Because privilege is often invisible to those who have it, here’s a handy list of some of the ways white privilege may operate – in society, and yes, in your life too. Keep in mind that intersectionality is also at play here. That means that your gender or sexual identity, your class, and your physical ability and embodiment may also interact with your racial identity to impart the way these privileges operate in your life.
Economic privilege is the ability to build generational wealth and to easily access the basic requirements of life: food, housing, clothing, and so forth, as well as luxuries such as private transportation, rest from labor, and decent health care.
Spatial privilege is the ability to move through space safely, without fear of violence perpetrated on your body by individuals or the state.
Educational privilege is the ability to feel certain that public education will meet your needs and not prohibit you from obtaining a quality education through educational geographical gerrymandering, instructor or administrative bias, or the school-to-prison pipeline. It is the ability to know that any disabilities or struggles you have in school will receive medical or curative interventions rather than criminal or punitive interventions.
Intellectual privilege is the ability to be recognized for your intellectual accomplishments and not erased from the public narrative. In school and in the workplace, your intellect is never questioned. Additionally, recognition for your accomplishments is not relegated to a single month of the year or a special table in the back for “white authors.” Rather, your ideas are celebrated for their own right, alongside any other ideas of equal import.
Historical privilege is the ability to see members of your race accurately represented in history books and given credit for their contributions to society. The impact of social policies on your racial, ethnic, or gender group is portrayed appropriately. Your cultural practices throughout history are not diminished, considered “primitive” or less advanced.
Generational privilege is the ability to search for your roots and actually find them. It is the ability to know who your ancestors were.
Bodily privilege is the ability to move through society free from the judgment that your body’s natural state does not meet a certain standard, and from people claiming some sort of ownership and the right to touch you.

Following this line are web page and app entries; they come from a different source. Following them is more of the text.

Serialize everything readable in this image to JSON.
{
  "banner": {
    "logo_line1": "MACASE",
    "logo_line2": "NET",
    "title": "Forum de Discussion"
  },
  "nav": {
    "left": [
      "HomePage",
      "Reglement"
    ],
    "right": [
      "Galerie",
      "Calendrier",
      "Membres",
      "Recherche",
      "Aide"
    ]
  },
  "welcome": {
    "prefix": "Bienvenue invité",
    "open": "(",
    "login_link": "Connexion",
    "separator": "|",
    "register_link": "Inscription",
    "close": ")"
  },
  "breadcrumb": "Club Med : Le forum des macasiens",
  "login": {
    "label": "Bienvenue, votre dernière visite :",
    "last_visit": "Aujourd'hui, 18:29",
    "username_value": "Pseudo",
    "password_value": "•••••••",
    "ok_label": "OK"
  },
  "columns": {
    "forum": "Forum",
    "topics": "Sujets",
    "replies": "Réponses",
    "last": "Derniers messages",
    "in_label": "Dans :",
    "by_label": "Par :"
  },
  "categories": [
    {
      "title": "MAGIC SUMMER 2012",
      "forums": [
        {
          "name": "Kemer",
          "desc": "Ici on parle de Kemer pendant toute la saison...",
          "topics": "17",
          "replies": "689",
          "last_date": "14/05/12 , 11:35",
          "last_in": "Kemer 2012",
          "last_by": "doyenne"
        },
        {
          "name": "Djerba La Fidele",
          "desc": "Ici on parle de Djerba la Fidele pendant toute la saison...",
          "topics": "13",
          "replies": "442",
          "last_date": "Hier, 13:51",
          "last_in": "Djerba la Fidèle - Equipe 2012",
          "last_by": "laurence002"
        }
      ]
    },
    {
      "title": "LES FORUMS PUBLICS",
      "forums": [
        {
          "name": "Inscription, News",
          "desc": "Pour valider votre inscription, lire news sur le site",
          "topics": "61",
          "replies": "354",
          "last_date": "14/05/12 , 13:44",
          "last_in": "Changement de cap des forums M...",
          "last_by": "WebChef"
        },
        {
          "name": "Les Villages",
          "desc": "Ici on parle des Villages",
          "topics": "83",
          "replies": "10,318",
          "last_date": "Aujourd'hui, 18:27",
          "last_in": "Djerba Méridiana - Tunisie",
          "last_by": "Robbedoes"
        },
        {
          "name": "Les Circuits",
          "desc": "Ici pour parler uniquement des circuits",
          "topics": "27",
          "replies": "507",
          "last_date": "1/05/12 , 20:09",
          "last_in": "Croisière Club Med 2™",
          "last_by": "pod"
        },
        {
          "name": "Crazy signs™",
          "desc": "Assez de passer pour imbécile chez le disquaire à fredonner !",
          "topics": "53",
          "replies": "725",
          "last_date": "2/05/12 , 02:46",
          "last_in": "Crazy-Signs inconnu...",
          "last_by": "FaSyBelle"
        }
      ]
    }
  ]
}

As white people, once we understand the different types of privilege we enjoy, we can fight for the right to these privileges for others.
From “Good White Racist? Confronting Your Role in Racial Injustice” by Kerry Connelly – Westminster John Knox Press